▸ WHAT IS NEEDED
Return every line from the listing where the word "overapplied" occurs.

= Beginning of Section =

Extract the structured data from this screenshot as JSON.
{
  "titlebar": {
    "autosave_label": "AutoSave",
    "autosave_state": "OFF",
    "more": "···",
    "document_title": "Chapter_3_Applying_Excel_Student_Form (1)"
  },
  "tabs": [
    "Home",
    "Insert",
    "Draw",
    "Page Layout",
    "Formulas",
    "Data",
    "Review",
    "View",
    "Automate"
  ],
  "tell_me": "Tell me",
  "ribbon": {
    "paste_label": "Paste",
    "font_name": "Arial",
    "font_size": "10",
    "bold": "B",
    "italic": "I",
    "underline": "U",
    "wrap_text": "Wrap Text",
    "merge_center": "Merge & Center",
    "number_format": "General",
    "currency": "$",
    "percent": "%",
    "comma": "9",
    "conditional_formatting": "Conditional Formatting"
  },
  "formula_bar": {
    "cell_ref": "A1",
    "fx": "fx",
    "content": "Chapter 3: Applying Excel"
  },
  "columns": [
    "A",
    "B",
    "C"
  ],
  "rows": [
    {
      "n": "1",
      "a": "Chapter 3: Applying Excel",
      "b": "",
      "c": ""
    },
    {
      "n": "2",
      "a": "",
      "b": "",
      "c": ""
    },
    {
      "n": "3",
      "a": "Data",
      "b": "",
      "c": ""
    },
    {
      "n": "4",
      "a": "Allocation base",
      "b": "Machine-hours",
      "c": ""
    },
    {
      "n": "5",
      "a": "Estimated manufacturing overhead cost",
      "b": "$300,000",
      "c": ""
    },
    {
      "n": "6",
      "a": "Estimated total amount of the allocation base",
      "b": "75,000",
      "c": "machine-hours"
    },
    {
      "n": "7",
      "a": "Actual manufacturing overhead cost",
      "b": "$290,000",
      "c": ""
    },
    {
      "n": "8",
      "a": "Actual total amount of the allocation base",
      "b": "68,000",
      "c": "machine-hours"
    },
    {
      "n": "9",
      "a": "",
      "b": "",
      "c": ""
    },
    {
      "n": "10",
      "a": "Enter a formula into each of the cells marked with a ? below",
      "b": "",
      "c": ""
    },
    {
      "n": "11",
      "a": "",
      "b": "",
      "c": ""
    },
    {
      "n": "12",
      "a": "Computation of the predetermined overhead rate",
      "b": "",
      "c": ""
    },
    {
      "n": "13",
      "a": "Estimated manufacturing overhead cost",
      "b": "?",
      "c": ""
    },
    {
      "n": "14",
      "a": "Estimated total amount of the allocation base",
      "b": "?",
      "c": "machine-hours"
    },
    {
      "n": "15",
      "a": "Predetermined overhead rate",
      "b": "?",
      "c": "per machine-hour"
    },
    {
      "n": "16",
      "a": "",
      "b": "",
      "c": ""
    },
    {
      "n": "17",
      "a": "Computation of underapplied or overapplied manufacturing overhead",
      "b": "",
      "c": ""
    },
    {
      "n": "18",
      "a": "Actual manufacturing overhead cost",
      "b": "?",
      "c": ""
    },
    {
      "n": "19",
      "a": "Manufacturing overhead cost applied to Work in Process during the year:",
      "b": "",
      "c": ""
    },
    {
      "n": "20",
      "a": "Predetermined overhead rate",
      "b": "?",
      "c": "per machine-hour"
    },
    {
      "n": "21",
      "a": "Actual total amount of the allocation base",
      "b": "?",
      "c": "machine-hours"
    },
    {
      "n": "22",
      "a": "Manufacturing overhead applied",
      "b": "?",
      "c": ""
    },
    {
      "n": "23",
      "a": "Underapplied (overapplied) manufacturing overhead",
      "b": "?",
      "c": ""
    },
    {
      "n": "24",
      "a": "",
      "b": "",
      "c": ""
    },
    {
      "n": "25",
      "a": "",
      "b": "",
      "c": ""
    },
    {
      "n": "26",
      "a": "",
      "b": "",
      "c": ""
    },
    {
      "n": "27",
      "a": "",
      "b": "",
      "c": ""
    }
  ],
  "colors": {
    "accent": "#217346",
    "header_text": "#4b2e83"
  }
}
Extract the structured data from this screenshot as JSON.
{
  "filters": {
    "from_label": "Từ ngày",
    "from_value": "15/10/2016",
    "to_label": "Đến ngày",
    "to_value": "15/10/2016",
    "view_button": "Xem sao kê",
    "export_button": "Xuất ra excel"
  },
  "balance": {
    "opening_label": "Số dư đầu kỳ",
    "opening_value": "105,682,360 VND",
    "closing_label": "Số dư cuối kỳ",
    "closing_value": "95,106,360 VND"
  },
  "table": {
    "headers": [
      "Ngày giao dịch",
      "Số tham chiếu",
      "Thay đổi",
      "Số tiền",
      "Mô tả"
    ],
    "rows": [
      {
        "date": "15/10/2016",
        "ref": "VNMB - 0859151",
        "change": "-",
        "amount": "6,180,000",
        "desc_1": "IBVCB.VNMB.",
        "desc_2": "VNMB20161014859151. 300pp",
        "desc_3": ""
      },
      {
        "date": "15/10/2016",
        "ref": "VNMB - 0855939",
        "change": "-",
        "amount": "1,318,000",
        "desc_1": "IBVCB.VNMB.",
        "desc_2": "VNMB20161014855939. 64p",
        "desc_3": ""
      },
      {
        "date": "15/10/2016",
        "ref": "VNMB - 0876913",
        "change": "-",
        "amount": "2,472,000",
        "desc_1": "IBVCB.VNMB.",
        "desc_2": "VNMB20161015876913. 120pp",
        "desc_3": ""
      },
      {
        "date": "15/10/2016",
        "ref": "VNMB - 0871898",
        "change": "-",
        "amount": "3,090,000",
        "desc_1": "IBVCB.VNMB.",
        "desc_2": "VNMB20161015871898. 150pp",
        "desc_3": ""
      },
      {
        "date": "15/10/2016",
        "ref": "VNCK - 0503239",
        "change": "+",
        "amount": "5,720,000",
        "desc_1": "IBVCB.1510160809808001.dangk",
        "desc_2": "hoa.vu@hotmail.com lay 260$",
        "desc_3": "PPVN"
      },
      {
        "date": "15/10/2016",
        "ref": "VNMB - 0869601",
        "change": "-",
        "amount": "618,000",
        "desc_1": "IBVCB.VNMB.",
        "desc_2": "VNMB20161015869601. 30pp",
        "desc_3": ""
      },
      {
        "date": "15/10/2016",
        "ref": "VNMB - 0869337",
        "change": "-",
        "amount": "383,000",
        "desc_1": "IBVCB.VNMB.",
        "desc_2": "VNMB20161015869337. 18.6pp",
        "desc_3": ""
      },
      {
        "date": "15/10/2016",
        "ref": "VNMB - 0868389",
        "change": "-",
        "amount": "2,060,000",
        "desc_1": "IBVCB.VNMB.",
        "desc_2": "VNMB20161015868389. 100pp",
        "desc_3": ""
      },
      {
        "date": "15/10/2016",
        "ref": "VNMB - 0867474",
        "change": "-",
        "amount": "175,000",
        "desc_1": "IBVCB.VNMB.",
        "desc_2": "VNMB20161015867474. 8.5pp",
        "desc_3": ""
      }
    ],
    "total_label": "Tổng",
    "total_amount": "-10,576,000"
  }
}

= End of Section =

▸ FINISHED EXERCISE
      "a": "Computation of underapplied or overapplied manufacturing overhead",
      "a": "Underapplied (overapplied) manufacturing overhead",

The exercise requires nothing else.